Saturday, March 15, 2014

The Number One Theory on The Social Work Exam (IMHO)

I've always held the Humanistic Theory as being the number one theory when it comes to Social Work. What do you think? Read more about the theory below and set it to memory for the exam. Then comment and let me know your opinion. Do you have another theory that you believe encapsulates Social Work? I'd love to hear your thoughts.

A social worker learns very early on that we should meet the client or person we are serving where they are, which means to respect their ability to make their own choices. Social workers believe that people have the ability to live up to and develop their own potential. These are also themes found in the Humanistic Theory.

  • One of the founders of this theory was, existentialist, Jean-Paul Sartre. His famous quote was "Hell is other people" which, to me, means we have the capacity to make up our own minds about any situation and don't have to rely on opinions of others, we can color our world and attitude with our own minds.
  • Client-centered therapy falls into the Humanistic camp, because it allows the client to be the expert on their own lives. The role of the therapist is simply to empathize, while pointing out concerns and interests, in order to allow the person to realize and change on their own. 
  • Gestalt Therapy also falls under this camp, because it also places the responsibility of the problem on the client themselves not on outside influences. It allows the client to be in the now and express themselves. I love the empty-chair technique where the client speaks to an empty chair which they imagine has a part of themselves (like their anger or their inner child) sitting there, it's a great way to separate parts of themselves and to develop insight.
There is soooo much more that goes into this theory but I just hit on my favorite highlights, read more here 

Also, let me know what you think!
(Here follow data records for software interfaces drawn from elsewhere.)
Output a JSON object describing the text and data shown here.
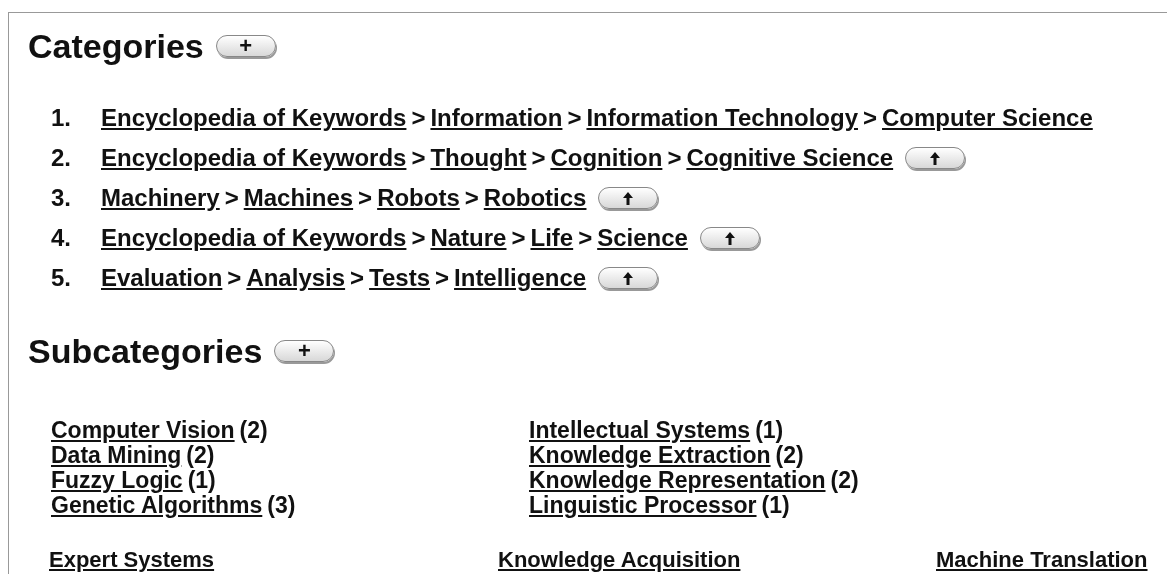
{
  "categories": {
    "heading": "Categories",
    "expand_button": "+",
    "items": [
      {
        "number": "1.",
        "path": [
          "Encyclopedia of Keywords",
          "Information",
          "Information Technology",
          "Computer Science"
        ],
        "separator": ">",
        "up_button": false
      },
      {
        "number": "2.",
        "path": [
          "Encyclopedia of Keywords",
          "Thought",
          "Cognition",
          "Cognitive Science"
        ],
        "separator": ">",
        "up_button": true
      },
      {
        "number": "3.",
        "path": [
          "Machinery",
          "Machines",
          "Robots",
          "Robotics"
        ],
        "separator": ">",
        "up_button": true
      },
      {
        "number": "4.",
        "path": [
          "Encyclopedia of Keywords",
          "Nature",
          "Life",
          "Science"
        ],
        "separator": ">",
        "up_button": true
      },
      {
        "number": "5.",
        "path": [
          "Evaluation",
          "Analysis",
          "Tests",
          "Intelligence"
        ],
        "separator": ">",
        "up_button": true
      }
    ]
  },
  "subcategories": {
    "heading": "Subcategories",
    "expand_button": "+",
    "columns": [
      [
        {
          "label": "Computer Vision",
          "count": "(2)"
        },
        {
          "label": "Data Mining",
          "count": "(2)"
        },
        {
          "label": "Fuzzy Logic",
          "count": "(1)"
        },
        {
          "label": "Genetic Algorithms",
          "count": "(3)"
        }
      ],
      [
        {
          "label": "Intellectual Systems",
          "count": "(1)"
        },
        {
          "label": "Knowledge Extraction",
          "count": "(2)"
        },
        {
          "label": "Knowledge Representation",
          "count": "(2)"
        },
        {
          "label": "Linguistic Processor",
          "count": "(1)"
        }
      ]
    ],
    "more_links": [
      "Expert Systems",
      "Knowledge Acquisition",
      "Machine Translation"
    ]
  }
}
COMMENT BELOW:)


  1. I agree about humanistic theory because after all, our primary work is helping people. I also happen to be an avid Rogers' fan and truly believe in "unconditional positive regard".